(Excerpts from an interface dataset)
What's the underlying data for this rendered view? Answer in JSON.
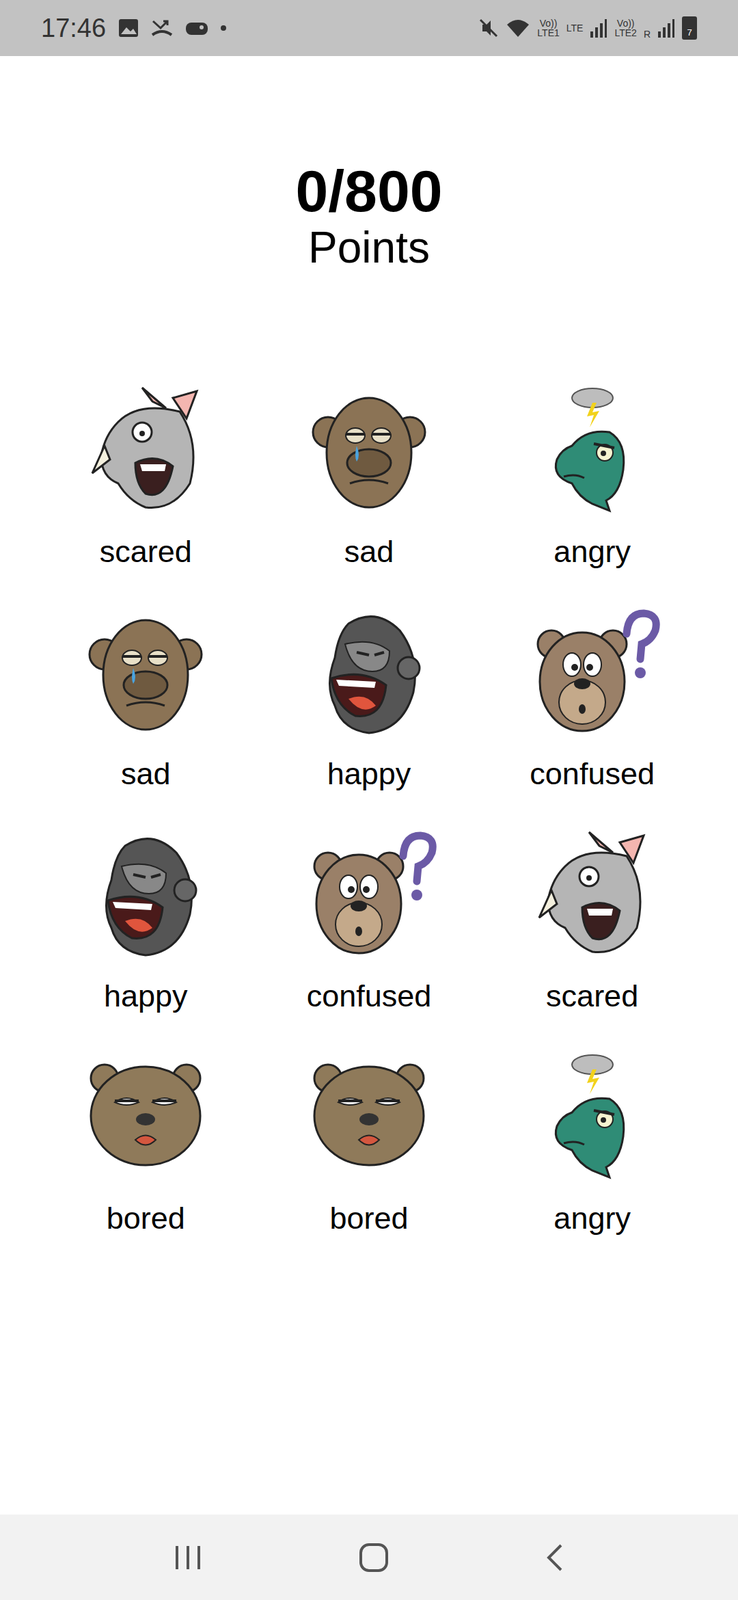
{
  "status_bar": {
    "time": "17:46",
    "sim1_voice": "Vo))",
    "sim1_label": "LTE1",
    "data": "LTE",
    "sim2_voice": "Vo))",
    "sim2_label": "LTE2",
    "roaming": "R",
    "battery": "7"
  },
  "score": {
    "value": "0/800",
    "label": "Points"
  },
  "cards": [
    {
      "label": "scared",
      "kind": "rhino"
    },
    {
      "label": "sad",
      "kind": "monkey"
    },
    {
      "label": "angry",
      "kind": "dino"
    },
    {
      "label": "sad",
      "kind": "monkey"
    },
    {
      "label": "happy",
      "kind": "gorilla"
    },
    {
      "label": "confused",
      "kind": "bear"
    },
    {
      "label": "happy",
      "kind": "gorilla"
    },
    {
      "label": "confused",
      "kind": "bear"
    },
    {
      "label": "scared",
      "kind": "rhino"
    },
    {
      "label": "bored",
      "kind": "bored-bear"
    },
    {
      "label": "bored",
      "kind": "bored-bear"
    },
    {
      "label": "angry",
      "kind": "dino"
    }
  ]
}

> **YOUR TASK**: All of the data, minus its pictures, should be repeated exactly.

> **YOUR RESPONSE**:
What's the underlying data for this rendered view? Answer in JSON.
{
  "status_bar": {
    "time": "17:46",
    "sim1_voice": "Vo))",
    "sim1_label": "LTE1",
    "data": "LTE",
    "sim2_voice": "Vo))",
    "sim2_label": "LTE2",
    "roaming": "R",
    "battery": "7"
  },
  "score": {
    "value": "0/800",
    "label": "Points"
  },
  "cards": [
    {
      "label": "scared",
      "kind": "rhino"
    },
    {
      "label": "sad",
      "kind": "monkey"
    },
    {
      "label": "angry",
      "kind": "dino"
    },
    {
      "label": "sad",
      "kind": "monkey"
    },
    {
      "label": "happy",
      "kind": "gorilla"
    },
    {
      "label": "confused",
      "kind": "bear"
    },
    {
      "label": "happy",
      "kind": "gorilla"
    },
    {
      "label": "confused",
      "kind": "bear"
    },
    {
      "label": "scared",
      "kind": "rhino"
    },
    {
      "label": "bored",
      "kind": "bored-bear"
    },
    {
      "label": "bored",
      "kind": "bored-bear"
    },
    {
      "label": "angry",
      "kind": "dino"
    }
  ]
}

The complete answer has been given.